For this particular carrier, Tormey reports the decision to allow Griffin to help place some of its earthquake business with Lloyd’s started with only three states. “Now, we are selling everything we have in all 50 states through their agents,” he said. “There’s no channel conflict at all for the carrier. We basically do the business that they don’t want. We don’t compete at all with them on the fundamental business of personal auto or personal admitted homeowners business”—their bread and butter lines.
The carrier keeps its distribution force intact, Tormey emphasized. They simply tell their agents, “If we don’t write it, you can get it through this other source,” pointing their agents in Griffin’s direction.
After doing this for a national carrier, Griffin has gone on to offer a bridge to the E&S market for the agency forces of Super Regional carriers. Among them is Seattle-based Grange Insurance Association, ranked No. 108 on Insurance Journal’s 2017 ranking of Super Regionals compiled by Demotech. (Editor’s Note: A different company with a similar name, Grange Mutual Casualty, is ranked No. 39.) Griffin helped Grange manage the “concentration of risk challenges in high wildfire areas [while] helping our agents place risks that fell outside of our appetite,” Bob Horn, Grange’s director of marketing, confirmed.
“We partnered with them. We contacted their agents and sent out quotes,” said Tormey, noting that Grange agents looking to place wildfire-exposed homeowners business in six Western states can offer a nonadmitted product available through Griffin.
Tormey also noted that wildfire-exposed property is generally a burgeoning E&S market, with drought conditions prompting admitted insurers to steer clear of the peril in Western states.
A larger Super Regional faced a slightly different situation unrelated to any natural catastrophe exposure in property lines. Instead, the West Coast carrier found itself with a good-sized book of personal umbrella business in Florida, the remnant of a legacy program.
“They had gotten behind on their pricing,” which meant the umbrella book needed high double-digit rate increases in order to turn a profit, Tormey reported. The prospect of getting those rate hikes was dim, he said, explaining that the Florida department would not allow such hefty price shocks.
The carrier concluded that this was a product they weren’t going to continue with. “It wasn’t foundational to their organizational structure,” he said.
Tormey explained that the carrier was changing its internal systems and a cost/benefit analysis of retaining the umbrella product in its portfolio prompted the decision to drop it. “The cost to do the programming in their new systems was higher than the value of having that particular product in their portfolio,” he noted.
“So, we helped them. As they exited that business, we offered a quote right behind it to the agent. ‘We know your carrier is getting off this business.

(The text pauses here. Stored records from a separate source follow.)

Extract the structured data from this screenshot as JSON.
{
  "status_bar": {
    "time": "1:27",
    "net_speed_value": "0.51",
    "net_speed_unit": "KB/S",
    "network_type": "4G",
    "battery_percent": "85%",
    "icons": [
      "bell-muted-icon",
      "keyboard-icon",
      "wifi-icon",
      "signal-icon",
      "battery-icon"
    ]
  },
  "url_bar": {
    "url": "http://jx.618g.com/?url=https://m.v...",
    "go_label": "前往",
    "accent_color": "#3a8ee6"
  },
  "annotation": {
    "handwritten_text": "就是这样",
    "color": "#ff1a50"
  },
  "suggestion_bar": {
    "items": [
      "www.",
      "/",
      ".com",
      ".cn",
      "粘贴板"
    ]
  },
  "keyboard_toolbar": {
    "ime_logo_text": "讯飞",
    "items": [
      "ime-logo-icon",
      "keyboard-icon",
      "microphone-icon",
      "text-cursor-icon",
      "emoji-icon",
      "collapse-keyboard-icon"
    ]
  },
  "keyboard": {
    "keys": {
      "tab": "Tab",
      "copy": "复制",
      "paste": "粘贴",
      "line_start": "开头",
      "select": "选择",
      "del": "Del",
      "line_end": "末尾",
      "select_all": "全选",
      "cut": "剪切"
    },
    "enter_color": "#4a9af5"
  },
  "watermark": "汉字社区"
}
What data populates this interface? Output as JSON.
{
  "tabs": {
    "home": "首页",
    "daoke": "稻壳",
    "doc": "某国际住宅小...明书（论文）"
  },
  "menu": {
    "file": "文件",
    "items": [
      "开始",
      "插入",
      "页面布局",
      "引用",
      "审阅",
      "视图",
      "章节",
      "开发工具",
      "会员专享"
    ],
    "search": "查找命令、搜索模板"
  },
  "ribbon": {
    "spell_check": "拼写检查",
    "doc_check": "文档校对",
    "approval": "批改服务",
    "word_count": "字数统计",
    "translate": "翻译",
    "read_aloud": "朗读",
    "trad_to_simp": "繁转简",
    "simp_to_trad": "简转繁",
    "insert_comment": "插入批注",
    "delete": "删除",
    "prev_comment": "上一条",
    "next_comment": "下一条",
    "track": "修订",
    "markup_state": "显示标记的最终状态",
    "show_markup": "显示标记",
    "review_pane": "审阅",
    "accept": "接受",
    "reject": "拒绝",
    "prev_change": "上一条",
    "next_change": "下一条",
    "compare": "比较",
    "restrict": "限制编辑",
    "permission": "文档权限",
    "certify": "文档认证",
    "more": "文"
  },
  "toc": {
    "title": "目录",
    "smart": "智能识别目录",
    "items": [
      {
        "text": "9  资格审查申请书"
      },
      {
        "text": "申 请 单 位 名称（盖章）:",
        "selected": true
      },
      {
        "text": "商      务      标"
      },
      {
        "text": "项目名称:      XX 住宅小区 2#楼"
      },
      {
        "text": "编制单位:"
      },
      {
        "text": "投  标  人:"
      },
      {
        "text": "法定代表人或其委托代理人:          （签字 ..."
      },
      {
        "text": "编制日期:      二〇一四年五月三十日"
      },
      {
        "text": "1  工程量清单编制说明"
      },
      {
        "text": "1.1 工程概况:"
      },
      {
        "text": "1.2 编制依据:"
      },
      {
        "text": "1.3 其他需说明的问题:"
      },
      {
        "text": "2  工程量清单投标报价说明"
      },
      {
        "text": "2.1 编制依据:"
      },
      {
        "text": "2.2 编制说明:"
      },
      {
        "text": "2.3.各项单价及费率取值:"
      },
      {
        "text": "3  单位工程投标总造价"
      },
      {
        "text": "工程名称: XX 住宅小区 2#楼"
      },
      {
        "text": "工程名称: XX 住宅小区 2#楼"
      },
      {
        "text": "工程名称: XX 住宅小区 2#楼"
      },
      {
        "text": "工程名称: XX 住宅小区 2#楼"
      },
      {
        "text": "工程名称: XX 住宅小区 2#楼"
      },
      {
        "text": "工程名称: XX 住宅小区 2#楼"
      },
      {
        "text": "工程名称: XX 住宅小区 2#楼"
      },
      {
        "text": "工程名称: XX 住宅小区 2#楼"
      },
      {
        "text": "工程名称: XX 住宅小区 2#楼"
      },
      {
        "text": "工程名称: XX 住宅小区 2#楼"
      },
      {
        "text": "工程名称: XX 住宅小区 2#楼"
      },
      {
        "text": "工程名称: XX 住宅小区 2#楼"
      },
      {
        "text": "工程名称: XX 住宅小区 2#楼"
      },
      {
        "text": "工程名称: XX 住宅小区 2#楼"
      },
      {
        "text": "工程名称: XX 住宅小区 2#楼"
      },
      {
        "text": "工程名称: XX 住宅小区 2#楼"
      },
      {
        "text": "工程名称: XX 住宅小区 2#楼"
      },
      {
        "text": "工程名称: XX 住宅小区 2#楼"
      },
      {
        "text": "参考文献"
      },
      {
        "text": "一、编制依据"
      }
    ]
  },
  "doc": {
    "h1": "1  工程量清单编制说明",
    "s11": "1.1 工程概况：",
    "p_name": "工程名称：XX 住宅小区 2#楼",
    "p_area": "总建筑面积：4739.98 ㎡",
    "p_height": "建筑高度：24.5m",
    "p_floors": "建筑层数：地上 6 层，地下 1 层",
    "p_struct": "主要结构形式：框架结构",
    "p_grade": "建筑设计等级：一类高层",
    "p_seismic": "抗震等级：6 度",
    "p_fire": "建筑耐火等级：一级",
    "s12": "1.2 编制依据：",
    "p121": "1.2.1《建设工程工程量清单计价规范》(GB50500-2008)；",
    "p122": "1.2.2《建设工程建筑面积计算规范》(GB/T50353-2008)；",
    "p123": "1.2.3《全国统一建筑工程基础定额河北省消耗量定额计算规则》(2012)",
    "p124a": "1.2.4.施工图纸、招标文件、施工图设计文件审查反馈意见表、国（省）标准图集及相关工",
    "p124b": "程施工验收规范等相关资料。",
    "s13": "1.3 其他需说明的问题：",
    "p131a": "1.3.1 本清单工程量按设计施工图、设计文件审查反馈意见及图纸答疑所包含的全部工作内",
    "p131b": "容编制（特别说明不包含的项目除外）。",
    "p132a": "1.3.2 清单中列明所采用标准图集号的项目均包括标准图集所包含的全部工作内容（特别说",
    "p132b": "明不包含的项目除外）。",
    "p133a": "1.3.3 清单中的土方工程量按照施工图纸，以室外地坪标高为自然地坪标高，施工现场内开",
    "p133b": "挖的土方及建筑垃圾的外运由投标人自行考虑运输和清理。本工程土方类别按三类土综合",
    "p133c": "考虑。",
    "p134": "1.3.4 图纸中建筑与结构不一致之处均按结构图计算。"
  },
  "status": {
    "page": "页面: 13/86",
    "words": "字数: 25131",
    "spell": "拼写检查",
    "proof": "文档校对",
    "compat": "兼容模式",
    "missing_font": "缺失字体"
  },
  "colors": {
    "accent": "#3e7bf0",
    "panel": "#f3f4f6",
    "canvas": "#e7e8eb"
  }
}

Here’s a quote to replace that.'”
“This play for them is really around giving their customer or agent a soft landing in the process,” Tormey said, stressing the dual benefit of allowing carriers more flexibility in making capital deployment decisions about where they want to grow, where they want to shrink and how they accomplish it.
“They can create some goodwill with regulators and with their distribution partners by working with another company to offer a more streamlined approach to replacing the business,” rather than approaching each policy decision on a one-off basis.
Agreeing that it’s somewhat similar to the concept of Florida takeout companies, Tormey sees a distinction in Griffin’s national market capability. “We did this with an organization in Connecticut because they were exiting a dwelling fire program where they couldn’t get necessary rate,” he reported.
Tormey is eager to meet with carrier CEOs, COOs and CFOs at the 2017 Super Regional P/C Insurer conference this week, to offer others the option of having an E&S market alternative in their toolbelts as they make tough decisions to improve their bottom lines. “It’s the opportunity to not just leave their customer and agent hanging” in the process, he said.